Before the event
The runners, from 11 different organisations, took on the 13 mile course, raising thousands of pounds in the process, to help our work providing the energy communities in the developing world need to lift themselves from poverty.
SO how was your Summer Bank Holiday weekend?
BARACK Obama visited Tanzania last week, to announce his government’s Powering Africa plan.
Of course, as an NGO doing exactly that, we were interested to see what the American plan would involve.
On the face of it, Powering Africa (not to be confused with our own recent Powering Africa Out Of Poverty campaign) is a programme with a good heart.
The plan will commit the US government to invest $7bn in electricity provision across Africa, with private investment – fr
SOUTH of Marrakesh, Morocco, the Atlas mountains' highest point looms above the rest of North Africa.
Mount Toubkal, or Jbel Toubkal to the Berbers who make a living in the Atlas range's peaks, stands at 4,167m high, making it the highest point anywhere in North Africa.
And we have five places avaialble for anyone who'd like to take on the challenge of scaling it.
TWELVE MORE people joined the growing ranks of our heroes in green on the first weekend in August, proving as well that they are Total Warriors.
The team from EcoLogicLiving, led by Judy Pearson and Emily Morris, took on the electric wires, freezing water, mud and fire of the ten-mile course at Shap Abbey, Lake District, and won.
WE’RE delighted to announce a new collaboration agreement which will enable us to improve health and food production in Nepal.
We have already installed Hydraulic Ram Pump (Hydram) water transportation systems in four areas of Dhading, Nepal, which have improved health, reduced the time and physical demands of carrying water from rivers up mountains, and increased crop growth and incomes.
Hamro Sawal – Hamro Sahabhagita: Our Concern - Our Participation
WE are delighted to announce we have embarked on a programme with UNICEF Nepal which will deliver vital skills and opportunities to 72,000 youngsters aged 10-19 years old.
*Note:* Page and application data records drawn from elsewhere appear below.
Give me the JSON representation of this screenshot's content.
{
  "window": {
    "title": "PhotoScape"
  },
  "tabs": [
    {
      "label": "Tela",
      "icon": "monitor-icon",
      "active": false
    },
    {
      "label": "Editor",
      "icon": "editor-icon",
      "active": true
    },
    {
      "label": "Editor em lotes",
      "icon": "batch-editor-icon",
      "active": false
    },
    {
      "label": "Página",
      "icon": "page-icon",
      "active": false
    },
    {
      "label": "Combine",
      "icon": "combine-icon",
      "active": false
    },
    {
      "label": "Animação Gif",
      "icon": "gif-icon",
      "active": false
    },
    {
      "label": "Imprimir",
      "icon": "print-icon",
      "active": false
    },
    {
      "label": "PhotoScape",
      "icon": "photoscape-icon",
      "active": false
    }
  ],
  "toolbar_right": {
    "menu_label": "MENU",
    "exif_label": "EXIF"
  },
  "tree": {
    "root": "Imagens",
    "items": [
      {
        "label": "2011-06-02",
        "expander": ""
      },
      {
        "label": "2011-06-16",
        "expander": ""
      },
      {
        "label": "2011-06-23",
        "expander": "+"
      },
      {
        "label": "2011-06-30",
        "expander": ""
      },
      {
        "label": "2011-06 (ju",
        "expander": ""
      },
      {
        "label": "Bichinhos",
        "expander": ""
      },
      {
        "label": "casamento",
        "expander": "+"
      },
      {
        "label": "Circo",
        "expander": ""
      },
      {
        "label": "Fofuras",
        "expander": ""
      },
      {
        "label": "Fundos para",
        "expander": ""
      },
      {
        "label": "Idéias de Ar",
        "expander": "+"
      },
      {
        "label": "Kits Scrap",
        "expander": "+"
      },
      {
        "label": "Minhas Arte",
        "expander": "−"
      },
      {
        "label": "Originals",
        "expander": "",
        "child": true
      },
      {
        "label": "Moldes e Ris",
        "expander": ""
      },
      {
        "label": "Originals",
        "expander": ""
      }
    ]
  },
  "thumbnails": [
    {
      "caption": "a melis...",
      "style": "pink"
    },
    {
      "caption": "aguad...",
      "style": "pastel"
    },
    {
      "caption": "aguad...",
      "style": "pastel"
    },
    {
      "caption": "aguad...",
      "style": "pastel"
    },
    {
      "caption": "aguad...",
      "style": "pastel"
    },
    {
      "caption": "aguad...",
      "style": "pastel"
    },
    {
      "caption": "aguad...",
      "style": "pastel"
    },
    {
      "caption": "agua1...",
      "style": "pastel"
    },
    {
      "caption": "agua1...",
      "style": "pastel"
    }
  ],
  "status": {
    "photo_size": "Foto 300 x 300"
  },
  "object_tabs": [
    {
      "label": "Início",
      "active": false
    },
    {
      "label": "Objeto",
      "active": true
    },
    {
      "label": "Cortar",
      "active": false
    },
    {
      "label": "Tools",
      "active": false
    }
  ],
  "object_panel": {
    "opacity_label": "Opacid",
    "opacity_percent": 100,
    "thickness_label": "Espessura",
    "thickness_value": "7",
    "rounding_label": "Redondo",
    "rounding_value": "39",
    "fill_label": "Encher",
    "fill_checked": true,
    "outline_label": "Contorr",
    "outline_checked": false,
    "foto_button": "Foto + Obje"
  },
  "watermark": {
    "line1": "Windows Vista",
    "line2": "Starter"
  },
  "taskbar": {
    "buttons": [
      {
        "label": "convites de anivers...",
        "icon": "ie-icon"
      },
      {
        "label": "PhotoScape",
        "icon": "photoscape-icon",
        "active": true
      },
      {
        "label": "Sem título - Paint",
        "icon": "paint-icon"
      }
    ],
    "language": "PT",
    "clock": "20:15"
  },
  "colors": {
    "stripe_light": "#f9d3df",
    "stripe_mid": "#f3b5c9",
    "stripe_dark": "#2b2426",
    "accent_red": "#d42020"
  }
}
We’ve teamed up with UNICEF, Restless Development and Child Workers In Nepal (CWIN) to work in six of Nepal’s poorest districts: Mugu & Humla in Mid-West Province, Bajura & Achham in Far West Province and Saptari & Dhanusa in Central a
That was the question being asked at this year's Ashden Conference.
The overwhelming response by the finalists of this year’s Ashden Awards was “yes”. So, is a sustainable energy revolution hope or reality?
To see the amazing transformative work being delivered on the ground across the world to provide sustainable energy to all, it certainly feels like it could be a reality.
OUR WORK in a village in Tanzania has helped one young woman to overcome a fear of computers so much that she is now teaching other young people how to use them.
Hellaena Tayari, 18, has lived in Songambele B village – an off-grid community 97km from the Tanzanian capital Dodoma - all her life.
‘I have been using a solar lantern for the last three months and it has saved money and improved my health because I don’t have to buy and burn fuel.’ Neema Pearson of Songambele
When Songambele’s residents had no access to energy, they were forced to rely on burning kerosene to light their homes.
But kerosene is expensive, and pollution from burning it causes 2 million deaths per year, so it levies an unacceptably high price on people who are simply trying to light their homes at ni